N.H.’s new plan for low and moderate income community solar programs
Gov. Chris Sununu signed into law last week a new process to help community solar programs for low and moderate income residents get off the ground.
Community solar projects can help bring the economic benefits of solar – the extra credits that those with solar panels see on their monthly bills – to Granite Staters who don’t have solar power themselves.
There are a lot of reasons why someone might not be able to put solar panels on their home, said Jude Nuru, director of community solar initiatives for New Hampshire at ReVision Energy. The roof might not work for an installation, or a family might not have the up-front money to pay for panels.
“Some people also live in multi-family apartments where there is a landlord. Maybe you are living in a rental property, and you want solar, and your landlord is not willing to install solar,” he said.
But, Nuru said, matching a community solar project with customers has been one big challenge for solar developers, among other factors that create a difficult environment for developments in New Hampshire.
“Eversource, for example, has the electricity or fuel assistance programs, and they know the individuals that are on it. So it's much easier for a utility like Eversource to be able to locate where these customers can be found,” he said.
Under the new law, New Hampshire’s Department of Energy will create a process for matching developers with customers. The state’s utility companies will share a list of their customers who would qualify for a lower and moderate income community solar program, developers will register their projects with the state, and the Department will select households to enroll.
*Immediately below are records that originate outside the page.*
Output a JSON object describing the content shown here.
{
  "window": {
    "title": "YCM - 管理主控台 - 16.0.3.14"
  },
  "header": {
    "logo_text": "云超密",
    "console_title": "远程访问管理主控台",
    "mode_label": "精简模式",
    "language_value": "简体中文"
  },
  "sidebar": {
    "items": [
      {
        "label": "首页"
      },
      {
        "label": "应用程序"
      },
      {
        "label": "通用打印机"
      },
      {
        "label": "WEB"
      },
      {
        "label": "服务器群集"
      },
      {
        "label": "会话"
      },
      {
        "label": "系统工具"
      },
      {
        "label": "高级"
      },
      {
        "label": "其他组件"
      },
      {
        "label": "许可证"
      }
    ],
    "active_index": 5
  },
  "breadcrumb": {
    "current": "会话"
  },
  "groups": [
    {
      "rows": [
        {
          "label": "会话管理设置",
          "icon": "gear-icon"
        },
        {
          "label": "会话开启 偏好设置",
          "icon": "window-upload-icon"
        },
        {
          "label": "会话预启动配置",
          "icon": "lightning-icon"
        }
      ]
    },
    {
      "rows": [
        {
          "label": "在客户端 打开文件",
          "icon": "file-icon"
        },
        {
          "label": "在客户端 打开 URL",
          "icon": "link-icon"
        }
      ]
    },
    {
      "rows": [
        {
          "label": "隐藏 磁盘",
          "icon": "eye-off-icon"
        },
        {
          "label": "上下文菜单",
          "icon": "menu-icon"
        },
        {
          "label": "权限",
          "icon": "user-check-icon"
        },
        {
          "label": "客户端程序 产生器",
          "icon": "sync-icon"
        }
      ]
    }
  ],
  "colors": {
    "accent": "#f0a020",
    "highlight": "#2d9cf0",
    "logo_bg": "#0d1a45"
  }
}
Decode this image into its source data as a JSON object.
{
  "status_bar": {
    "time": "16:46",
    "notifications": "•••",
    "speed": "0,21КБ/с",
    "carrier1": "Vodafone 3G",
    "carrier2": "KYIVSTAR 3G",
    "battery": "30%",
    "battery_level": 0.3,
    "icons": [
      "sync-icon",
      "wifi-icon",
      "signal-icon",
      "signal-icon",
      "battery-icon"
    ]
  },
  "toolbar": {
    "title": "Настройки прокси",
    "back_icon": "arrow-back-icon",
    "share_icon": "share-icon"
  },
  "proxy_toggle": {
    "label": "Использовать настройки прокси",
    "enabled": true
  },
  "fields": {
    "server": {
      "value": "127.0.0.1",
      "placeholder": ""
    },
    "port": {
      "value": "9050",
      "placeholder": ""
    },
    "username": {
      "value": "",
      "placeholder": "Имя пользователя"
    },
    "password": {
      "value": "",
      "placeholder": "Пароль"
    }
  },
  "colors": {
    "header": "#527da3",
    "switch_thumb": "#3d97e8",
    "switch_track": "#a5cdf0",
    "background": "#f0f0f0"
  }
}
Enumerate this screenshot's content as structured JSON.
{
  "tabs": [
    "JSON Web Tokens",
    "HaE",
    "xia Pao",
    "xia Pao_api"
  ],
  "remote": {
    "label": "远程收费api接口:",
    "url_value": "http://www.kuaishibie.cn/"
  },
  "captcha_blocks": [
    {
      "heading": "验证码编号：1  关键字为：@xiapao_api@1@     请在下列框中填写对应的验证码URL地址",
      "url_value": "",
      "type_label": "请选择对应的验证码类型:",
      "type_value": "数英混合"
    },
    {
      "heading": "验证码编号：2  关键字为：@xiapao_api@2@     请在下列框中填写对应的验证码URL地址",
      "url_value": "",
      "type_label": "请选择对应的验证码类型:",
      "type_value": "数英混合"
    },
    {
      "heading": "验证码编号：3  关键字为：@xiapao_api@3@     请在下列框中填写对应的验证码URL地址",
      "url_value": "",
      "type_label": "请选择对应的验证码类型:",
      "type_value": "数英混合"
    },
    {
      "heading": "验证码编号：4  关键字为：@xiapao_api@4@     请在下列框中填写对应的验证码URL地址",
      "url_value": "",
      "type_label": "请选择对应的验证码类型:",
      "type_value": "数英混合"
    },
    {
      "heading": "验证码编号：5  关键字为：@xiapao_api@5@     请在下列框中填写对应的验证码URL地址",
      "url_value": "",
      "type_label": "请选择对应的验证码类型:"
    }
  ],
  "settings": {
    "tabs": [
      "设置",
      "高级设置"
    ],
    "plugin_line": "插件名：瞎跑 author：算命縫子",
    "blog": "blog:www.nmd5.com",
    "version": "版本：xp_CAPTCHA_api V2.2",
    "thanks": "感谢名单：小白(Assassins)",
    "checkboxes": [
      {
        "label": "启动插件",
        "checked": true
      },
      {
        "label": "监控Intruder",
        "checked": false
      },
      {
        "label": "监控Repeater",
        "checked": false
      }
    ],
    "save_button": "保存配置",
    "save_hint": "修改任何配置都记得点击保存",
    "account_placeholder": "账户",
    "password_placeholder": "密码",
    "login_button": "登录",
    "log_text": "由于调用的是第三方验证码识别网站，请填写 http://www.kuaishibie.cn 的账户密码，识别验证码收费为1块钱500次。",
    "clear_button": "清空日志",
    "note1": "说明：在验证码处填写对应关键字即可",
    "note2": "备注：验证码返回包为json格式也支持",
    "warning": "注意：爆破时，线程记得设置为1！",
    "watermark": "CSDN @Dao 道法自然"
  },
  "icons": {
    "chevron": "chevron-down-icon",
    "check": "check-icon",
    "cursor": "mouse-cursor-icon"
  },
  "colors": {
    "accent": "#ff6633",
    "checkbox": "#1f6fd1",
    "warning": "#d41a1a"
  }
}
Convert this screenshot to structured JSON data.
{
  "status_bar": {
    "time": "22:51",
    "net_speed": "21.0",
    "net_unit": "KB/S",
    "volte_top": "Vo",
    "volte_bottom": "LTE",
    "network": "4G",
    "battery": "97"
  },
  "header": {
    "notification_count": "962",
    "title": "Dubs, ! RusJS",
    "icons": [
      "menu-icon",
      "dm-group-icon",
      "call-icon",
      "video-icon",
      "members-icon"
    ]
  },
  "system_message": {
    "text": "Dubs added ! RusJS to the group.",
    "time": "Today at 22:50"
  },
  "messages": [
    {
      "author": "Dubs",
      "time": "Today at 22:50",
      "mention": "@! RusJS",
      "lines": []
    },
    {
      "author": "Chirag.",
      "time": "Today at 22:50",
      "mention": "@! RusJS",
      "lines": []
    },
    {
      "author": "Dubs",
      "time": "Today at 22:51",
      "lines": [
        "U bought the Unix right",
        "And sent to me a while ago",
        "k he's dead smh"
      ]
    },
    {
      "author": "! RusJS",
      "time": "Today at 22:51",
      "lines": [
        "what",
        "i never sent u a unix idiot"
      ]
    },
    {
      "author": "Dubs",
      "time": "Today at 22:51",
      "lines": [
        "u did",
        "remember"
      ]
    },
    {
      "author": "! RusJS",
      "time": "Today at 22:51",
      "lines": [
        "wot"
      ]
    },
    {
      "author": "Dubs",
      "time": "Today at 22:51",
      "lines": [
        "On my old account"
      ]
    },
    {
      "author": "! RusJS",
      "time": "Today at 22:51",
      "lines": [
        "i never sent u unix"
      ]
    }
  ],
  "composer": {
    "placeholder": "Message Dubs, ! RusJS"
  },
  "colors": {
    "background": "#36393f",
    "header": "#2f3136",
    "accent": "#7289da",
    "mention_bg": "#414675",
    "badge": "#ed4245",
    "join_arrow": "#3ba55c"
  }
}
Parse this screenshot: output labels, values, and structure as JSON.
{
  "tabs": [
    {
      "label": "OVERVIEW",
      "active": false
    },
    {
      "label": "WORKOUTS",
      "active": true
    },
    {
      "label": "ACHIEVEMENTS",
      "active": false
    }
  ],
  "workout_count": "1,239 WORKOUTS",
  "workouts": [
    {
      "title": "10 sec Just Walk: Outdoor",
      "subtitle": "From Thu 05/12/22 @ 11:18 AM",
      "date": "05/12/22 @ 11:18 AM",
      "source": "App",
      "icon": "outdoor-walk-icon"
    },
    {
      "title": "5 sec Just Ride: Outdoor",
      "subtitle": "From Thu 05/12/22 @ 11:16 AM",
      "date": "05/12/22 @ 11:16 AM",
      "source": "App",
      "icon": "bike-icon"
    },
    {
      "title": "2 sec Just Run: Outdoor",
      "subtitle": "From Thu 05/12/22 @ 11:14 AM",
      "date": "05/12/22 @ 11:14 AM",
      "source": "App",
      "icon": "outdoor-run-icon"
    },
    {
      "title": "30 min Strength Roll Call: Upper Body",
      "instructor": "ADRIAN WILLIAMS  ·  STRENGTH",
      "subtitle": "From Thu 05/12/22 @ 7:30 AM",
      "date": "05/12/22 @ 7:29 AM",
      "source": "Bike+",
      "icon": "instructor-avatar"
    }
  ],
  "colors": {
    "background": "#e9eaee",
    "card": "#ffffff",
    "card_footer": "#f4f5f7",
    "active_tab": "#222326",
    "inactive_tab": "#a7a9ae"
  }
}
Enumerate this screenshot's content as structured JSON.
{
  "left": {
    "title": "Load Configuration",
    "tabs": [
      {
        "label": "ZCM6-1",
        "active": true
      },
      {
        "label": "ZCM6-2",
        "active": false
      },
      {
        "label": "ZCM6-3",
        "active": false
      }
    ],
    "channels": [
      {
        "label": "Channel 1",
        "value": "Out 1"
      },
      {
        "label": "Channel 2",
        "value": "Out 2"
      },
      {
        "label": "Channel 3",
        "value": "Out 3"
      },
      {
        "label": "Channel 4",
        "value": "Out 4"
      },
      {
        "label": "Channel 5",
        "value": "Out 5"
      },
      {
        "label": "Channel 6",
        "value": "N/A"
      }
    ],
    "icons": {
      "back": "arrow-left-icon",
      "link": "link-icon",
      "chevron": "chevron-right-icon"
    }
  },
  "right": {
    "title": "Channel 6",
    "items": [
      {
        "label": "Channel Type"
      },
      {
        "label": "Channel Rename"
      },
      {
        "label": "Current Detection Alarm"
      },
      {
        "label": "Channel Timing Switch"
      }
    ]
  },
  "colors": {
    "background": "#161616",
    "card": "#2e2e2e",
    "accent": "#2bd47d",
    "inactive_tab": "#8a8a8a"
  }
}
Those enrolled would see a credit on their electricity bill, and households could opt-out if they wish.
A fix for the challenge of finding customers could create an impetus for more community solar development in the state, Nuru said.